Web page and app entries

# # # # #

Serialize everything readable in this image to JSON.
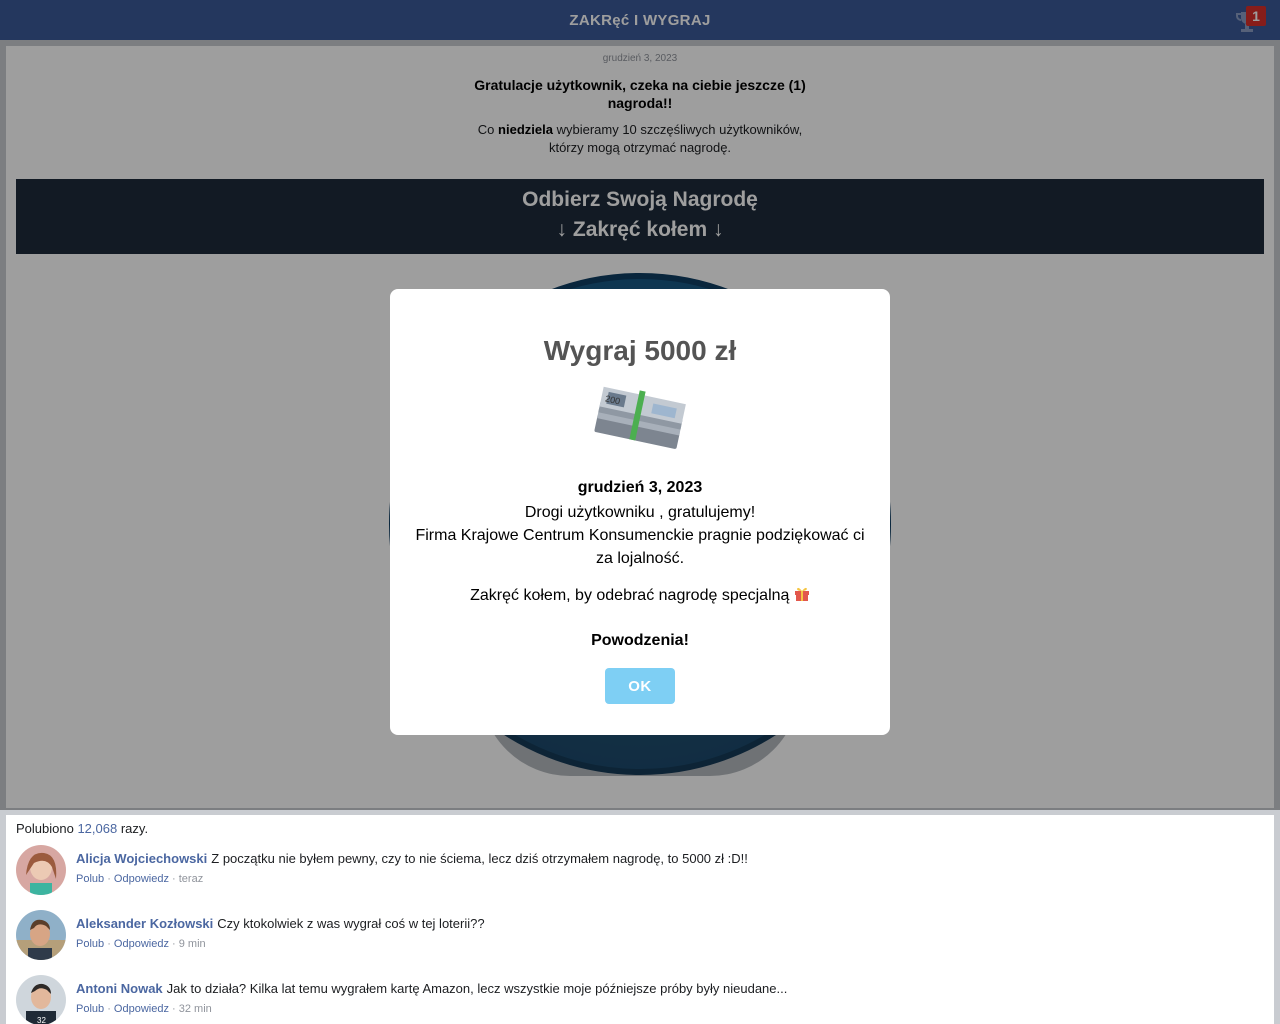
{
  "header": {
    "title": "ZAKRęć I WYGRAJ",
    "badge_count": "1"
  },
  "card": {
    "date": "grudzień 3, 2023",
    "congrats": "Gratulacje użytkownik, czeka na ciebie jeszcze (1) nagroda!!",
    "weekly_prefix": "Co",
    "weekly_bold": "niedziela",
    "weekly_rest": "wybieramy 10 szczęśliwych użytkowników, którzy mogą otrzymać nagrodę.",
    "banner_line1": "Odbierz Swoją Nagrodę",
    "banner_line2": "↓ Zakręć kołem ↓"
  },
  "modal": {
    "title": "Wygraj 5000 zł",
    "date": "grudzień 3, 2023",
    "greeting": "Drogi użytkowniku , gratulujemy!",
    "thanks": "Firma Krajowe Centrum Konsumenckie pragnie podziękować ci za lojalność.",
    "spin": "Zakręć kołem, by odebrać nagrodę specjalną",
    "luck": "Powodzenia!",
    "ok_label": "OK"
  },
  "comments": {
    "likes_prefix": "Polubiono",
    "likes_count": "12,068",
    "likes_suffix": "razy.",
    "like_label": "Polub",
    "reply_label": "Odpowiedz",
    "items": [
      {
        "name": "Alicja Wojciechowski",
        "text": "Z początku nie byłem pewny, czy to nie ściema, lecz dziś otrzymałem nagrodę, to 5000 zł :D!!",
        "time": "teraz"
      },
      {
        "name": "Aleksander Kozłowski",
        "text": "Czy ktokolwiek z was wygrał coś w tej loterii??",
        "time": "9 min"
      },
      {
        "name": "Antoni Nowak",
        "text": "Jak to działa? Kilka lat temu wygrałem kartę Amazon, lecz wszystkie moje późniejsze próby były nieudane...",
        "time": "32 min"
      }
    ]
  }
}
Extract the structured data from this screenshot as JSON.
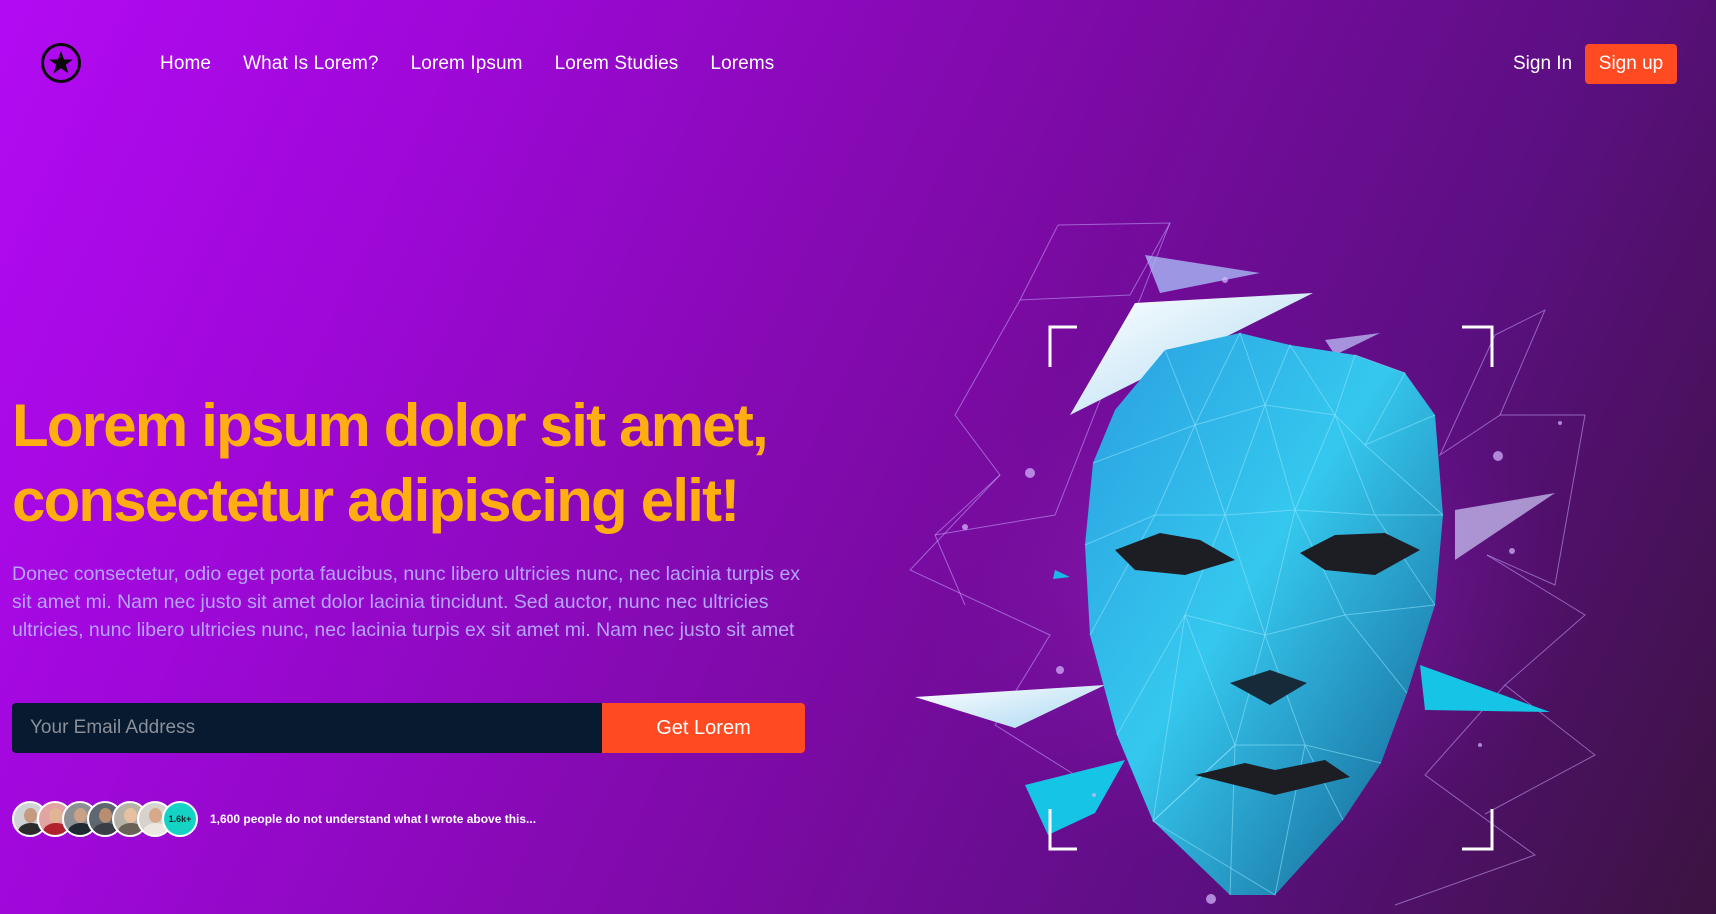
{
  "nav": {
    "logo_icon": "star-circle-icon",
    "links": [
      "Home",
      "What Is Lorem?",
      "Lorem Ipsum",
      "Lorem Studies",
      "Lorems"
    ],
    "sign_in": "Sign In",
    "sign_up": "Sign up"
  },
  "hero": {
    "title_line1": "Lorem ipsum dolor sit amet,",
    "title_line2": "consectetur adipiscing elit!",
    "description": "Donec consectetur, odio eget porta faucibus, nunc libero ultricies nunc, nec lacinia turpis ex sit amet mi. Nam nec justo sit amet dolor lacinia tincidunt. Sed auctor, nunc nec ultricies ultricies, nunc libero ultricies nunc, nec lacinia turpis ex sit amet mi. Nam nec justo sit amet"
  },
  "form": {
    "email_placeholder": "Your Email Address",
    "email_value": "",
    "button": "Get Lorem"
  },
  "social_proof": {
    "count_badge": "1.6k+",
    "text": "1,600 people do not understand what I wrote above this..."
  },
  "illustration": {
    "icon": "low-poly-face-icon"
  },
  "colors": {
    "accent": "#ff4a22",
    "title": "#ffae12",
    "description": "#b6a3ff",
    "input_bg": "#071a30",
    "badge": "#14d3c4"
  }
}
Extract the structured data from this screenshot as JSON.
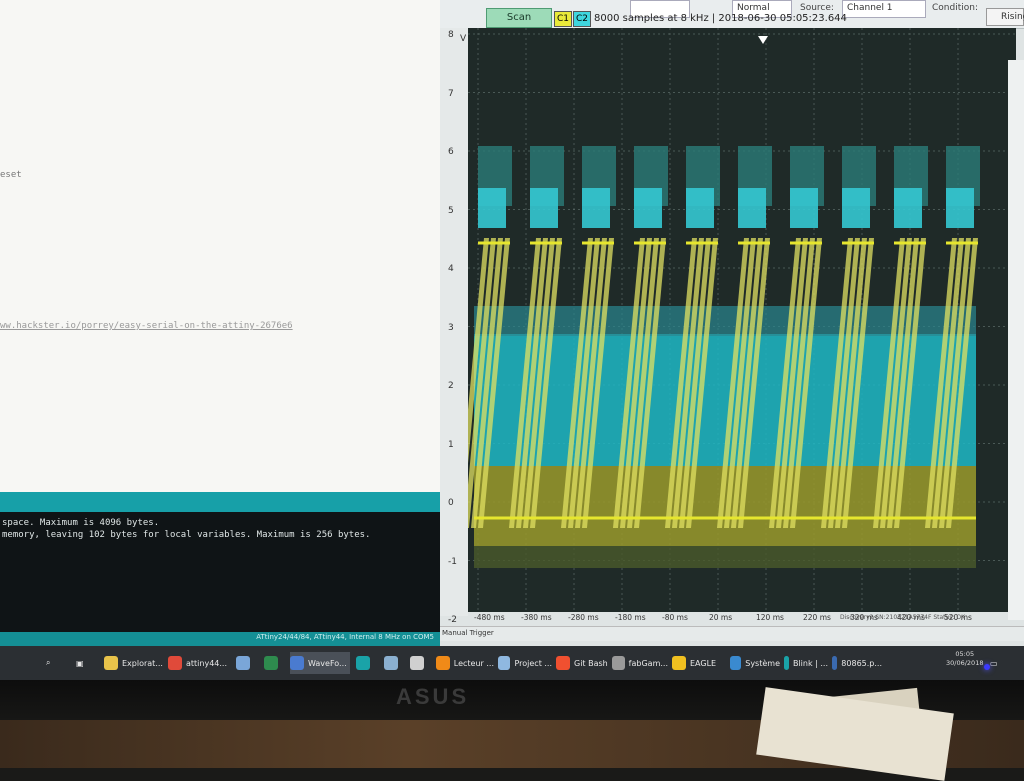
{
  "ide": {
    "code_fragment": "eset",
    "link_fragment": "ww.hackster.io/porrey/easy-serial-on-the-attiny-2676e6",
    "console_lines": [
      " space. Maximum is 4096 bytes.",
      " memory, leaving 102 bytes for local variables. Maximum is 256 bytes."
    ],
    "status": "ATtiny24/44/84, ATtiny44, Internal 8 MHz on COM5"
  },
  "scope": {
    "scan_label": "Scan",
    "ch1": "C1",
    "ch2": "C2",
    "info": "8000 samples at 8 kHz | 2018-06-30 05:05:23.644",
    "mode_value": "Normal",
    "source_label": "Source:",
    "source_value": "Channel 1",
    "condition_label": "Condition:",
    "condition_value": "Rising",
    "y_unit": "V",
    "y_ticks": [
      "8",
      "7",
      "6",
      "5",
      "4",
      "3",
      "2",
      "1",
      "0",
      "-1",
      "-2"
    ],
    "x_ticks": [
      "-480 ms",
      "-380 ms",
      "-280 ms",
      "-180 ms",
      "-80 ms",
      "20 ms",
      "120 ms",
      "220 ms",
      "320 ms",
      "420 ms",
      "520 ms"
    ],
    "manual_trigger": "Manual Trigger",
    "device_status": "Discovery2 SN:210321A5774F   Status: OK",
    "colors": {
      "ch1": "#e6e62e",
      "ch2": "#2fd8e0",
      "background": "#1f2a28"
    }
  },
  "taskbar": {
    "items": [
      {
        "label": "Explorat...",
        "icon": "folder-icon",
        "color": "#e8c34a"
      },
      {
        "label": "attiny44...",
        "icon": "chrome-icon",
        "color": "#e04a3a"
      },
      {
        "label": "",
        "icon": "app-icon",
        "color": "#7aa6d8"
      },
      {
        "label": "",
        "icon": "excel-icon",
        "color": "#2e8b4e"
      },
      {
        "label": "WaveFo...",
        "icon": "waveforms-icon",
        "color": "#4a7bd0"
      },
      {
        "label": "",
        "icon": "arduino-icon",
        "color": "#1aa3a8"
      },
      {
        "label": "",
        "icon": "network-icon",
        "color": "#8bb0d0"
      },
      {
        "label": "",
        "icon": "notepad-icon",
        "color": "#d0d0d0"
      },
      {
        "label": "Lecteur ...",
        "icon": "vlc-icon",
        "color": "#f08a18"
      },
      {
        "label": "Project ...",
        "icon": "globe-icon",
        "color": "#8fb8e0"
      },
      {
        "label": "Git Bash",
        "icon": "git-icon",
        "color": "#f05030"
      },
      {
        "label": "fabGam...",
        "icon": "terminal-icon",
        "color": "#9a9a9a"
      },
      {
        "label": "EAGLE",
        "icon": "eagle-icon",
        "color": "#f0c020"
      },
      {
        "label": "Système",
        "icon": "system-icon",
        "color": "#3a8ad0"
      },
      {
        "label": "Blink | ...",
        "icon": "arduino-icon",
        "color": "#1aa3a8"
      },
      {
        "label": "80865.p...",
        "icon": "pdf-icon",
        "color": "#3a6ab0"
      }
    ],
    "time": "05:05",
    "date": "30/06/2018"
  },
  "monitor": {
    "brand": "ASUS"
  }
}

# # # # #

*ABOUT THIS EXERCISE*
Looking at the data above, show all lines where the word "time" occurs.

*COMPLETED EXERCISE*
        "time": "teraz"
        "time": "9 min"
        "time": "32 min"
    "time": "05:05",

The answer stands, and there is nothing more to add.